Gia Coppola was feeling out of touch with popular culture when she stumbled upon the ending of Elia Kazan’s 1957 satire “A Face in the Crowd” several years ago.

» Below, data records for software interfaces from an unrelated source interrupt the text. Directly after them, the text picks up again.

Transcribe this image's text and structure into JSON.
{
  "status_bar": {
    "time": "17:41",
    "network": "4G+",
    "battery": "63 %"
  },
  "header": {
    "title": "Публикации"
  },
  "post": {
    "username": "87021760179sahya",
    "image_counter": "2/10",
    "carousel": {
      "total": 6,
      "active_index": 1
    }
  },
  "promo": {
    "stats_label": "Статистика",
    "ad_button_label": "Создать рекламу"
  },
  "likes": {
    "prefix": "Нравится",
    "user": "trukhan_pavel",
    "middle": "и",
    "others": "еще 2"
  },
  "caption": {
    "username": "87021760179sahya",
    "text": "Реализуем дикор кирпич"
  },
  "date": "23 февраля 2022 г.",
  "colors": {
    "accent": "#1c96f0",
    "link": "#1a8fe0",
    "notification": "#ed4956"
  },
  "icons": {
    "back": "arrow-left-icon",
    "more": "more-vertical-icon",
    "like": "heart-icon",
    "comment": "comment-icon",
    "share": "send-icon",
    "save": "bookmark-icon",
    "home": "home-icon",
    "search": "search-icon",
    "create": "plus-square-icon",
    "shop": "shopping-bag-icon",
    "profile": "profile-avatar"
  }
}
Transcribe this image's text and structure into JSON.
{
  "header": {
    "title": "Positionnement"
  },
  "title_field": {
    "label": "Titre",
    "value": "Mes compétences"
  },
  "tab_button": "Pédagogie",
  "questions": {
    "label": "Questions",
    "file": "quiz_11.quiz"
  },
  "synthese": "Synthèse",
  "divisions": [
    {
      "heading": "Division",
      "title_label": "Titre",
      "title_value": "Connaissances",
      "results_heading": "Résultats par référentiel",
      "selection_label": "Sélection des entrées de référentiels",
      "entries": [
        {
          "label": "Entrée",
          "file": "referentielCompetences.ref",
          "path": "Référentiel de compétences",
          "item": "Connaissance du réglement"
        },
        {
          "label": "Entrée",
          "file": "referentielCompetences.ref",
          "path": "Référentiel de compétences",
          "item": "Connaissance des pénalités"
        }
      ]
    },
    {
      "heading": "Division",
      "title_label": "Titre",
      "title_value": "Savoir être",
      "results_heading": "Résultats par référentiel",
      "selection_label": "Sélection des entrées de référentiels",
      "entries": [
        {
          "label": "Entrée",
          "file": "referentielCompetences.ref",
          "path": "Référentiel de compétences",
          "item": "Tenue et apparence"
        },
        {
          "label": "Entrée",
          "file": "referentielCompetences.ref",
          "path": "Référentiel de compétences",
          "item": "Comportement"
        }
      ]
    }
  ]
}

The story of a folksy truth-teller who rises to dangerous levels of fame and influence on television seemed oddly prescient (and this was before it became “trendy” again after the 2016 presidential election). The image of Andy Griffith laughing maniacally stayed with her.
At the same time, she was watching the rise of internet stars from afar and wondering where art fits in a world where everyone just wants to . . .